Earlier this month we reported that the founders of The LowLine, the park envisioned below Delancey Street, pitched Community Board 3 on the notion of linking their proposal to the Seward Park development project (SPURA). City officials, who are preparing to release a Request for Proposals for the nine parcels in January, batted down the idea, and CB3 did not officially weigh in on the issue.
When the LowLine’s Dan Barasch briefed the board, he alluded to a feasibility study conducted by HR&A Advisors that showed that the LowLine could provide a lot of economic benefit to the Seward Park project. Today the Wall Street Journal has details from that study. A draft of the report’s economic impact summary suggests the subterranean park could “boost land values of SPURA sites by between $10 million and $20 million and create between $5 million and $10 million in sales, hotel and real-estate taxes over 30 years…”
According to the Journal, the project could cost as much as $72 million. The LowLine is hoping to secure between $7-14 million in tax credits. But there would be other revenue streams:
With a projected annual operating cost of between $2 million and $4 million for the LowLine, the summary notes the goal of the park would be self-sufficiency, aided by revenue from programming festivals, performances, private events, public art and children’s programming. Commercial space is also planned.

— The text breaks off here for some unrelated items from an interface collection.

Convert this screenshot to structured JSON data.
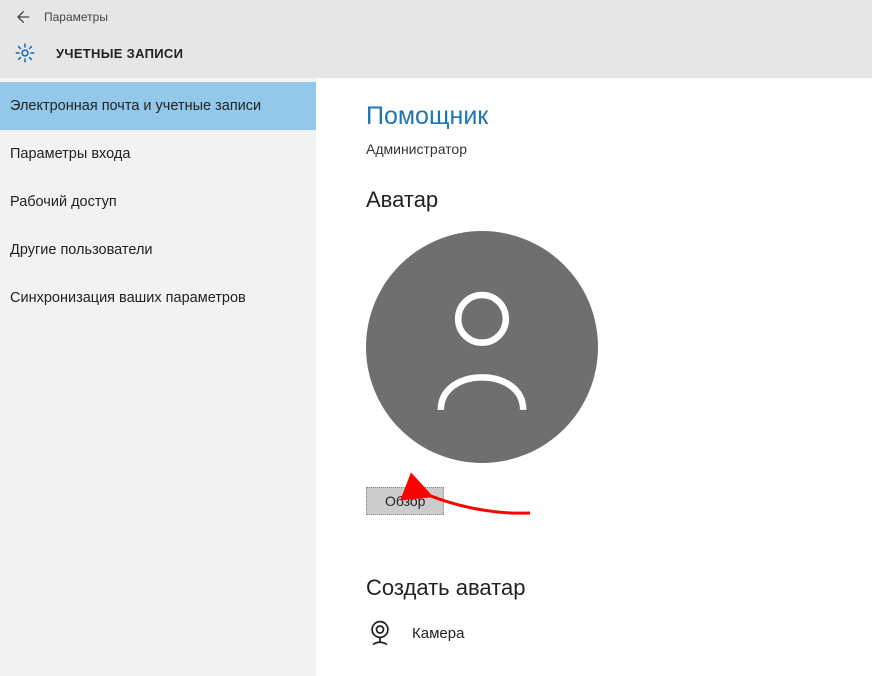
{
  "window": {
    "title": "Параметры"
  },
  "header": {
    "title": "УЧЕТНЫЕ ЗАПИСИ"
  },
  "sidebar": {
    "items": [
      {
        "label": "Электронная почта и учетные записи",
        "selected": true
      },
      {
        "label": "Параметры входа",
        "selected": false
      },
      {
        "label": "Рабочий доступ",
        "selected": false
      },
      {
        "label": "Другие пользователи",
        "selected": false
      },
      {
        "label": "Синхронизация ваших параметров",
        "selected": false
      }
    ]
  },
  "main": {
    "username": "Помощник",
    "role": "Администратор",
    "avatar_heading": "Аватар",
    "browse_label": "Обзор",
    "create_heading": "Создать аватар",
    "camera_label": "Камера"
  },
  "colors": {
    "accent": "#1f74b4",
    "sidebar_selected": "#93c8ea",
    "chrome_bg": "#e6e6e6",
    "sidebar_bg": "#f2f2f2",
    "avatar_bg": "#6f6f6f"
  }
}
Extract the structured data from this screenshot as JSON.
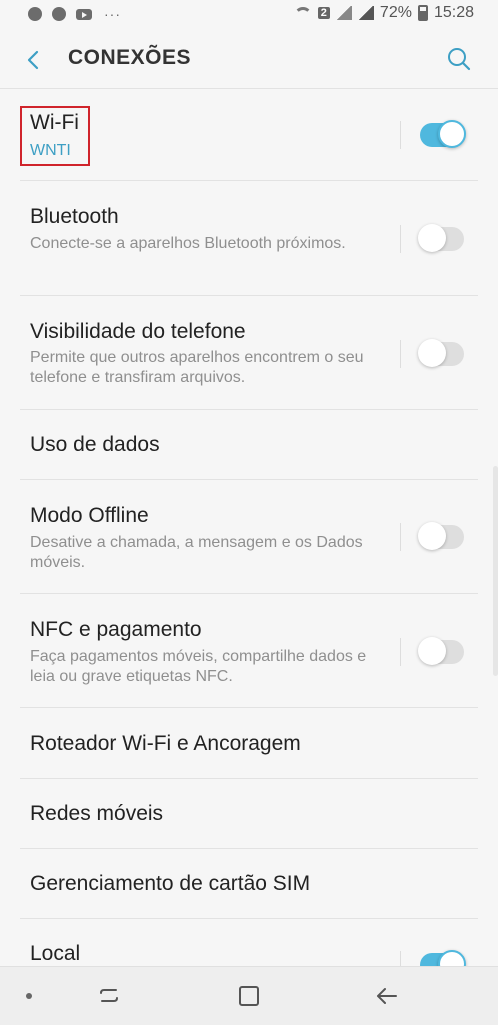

The former trolley station below Delancey Street is controlled by the MTA, which said earlier this year it planned to issue an RFP for the site after the Seward Park land use process was completed (that occurred in September). But the troubled agency is showing no signs of moving forward with that plan, so the LowLine team has been working to come up with a new strategy. During his appearance before CB3′s land use committee meeting this month, Barasch said he would begin circulating the feasibility study more widely. In June, CB3 passed a resolution officially supporting the LowLine. Now there’s an effort underway to persuade the board and city planners that the park and the SPURA projects can and should go hand-in-hand.